At any rate, this is a line of inquiry I’m currently chasing up in the chapter I’m currently writing (though not with the Matrix allusion… I don’t think that’s quite thesis material). Whatever we think this poem says it’s clear that’s there more to Martial’s Epigrams than first meets the eye.


Galán Vioque, G. (2002) Martial, Book VII: A Commentary, trans. J. J. Zoltowski, Leiden.

Zissos, A. (2004) ‘Navigating Genres: Martial 7.19 and the “Argonautica” of Valerius Flaccus’, Classical Journal 99, 405-22.

Updates: Thesis, Conferences, and the Blog

Hi everyone,
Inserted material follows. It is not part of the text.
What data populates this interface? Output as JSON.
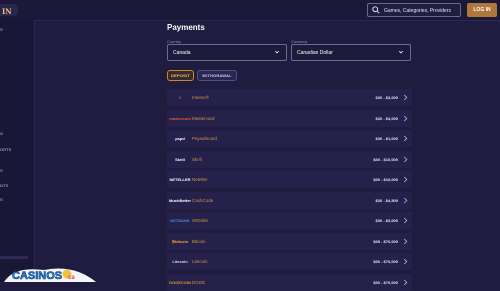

So it’s been nearly a year since I updated the blog – I think we can safely say that things are likely to remain sporadic (but hopefully not quite so spread out!), but I’d like to relaunch the blog on a semi-regular basis. My posts will continue to explore some of the ideas I’m having as I research Martial’s book structure & book culture, but I’ll also try to give more of an idea about life as a postgrad as I go on.

Anyway, a few updates people might be interested in:

  1. I’m now in the third year of my thesis. People keep asking “how is the PhD going” and, to be honest, I still have no idea how to begin answering that question. Nevertheless, things seem to be going well, and I have a timeline that looks more or less feasible to adhere to. Can I finish by next September? We’ll just have to see…
  2. I’ve since presented at my first ‘grown up’ (i.e. not solely postgraduate) conference! The Cambridge Triangulationships conference took place in July. The general theme was exploring the relationship between the triangle (hence triangulationships) of author-reader-text. You can check out the website here, which includes a list of the papers presented. I’m hoping to turn my paper (on general readers in Martial and Pliny the Younger) into a published piece within the future. Updates to follow…
  3. I’m booked to talk at two more conferences! The first is the annual Classical Association conference at Edinburgh (6-9th April). I’m taking part in a panel discussing “Audience Interactions” – how audiences are programmed into the text or how authors prepare for their audiences. My paper will consider how the recitatio is programmed into the structure of the Epigrams.
  4. The second conference is June 9-11 in Zurich, and is entitled “The Materiality of Texts between the Lebenswelt and Lesewelt.” I’m very much looking forward to this interdisciplinary event, and I’ll be considering how the shift from ancient form to modern text (i.e. papyrus scroll towards codex and the modern book) radically changes how we interact with the Epigrams. You can find the conference CFP here. Hopefully more updates to follow nearer the time.

So far the upcoming year looks quite busy – I’m teaching in the Spring term on a course on Roman Laughter (which includes Martial – huzzah!), and generally headed towards writing up the thesis. At the moment it looks like it’ll be split into two or three sections, but maybe I can go further into that another time…

At any rate – thanks for dropping by! I hope to upload some more Martial Musings in the near future.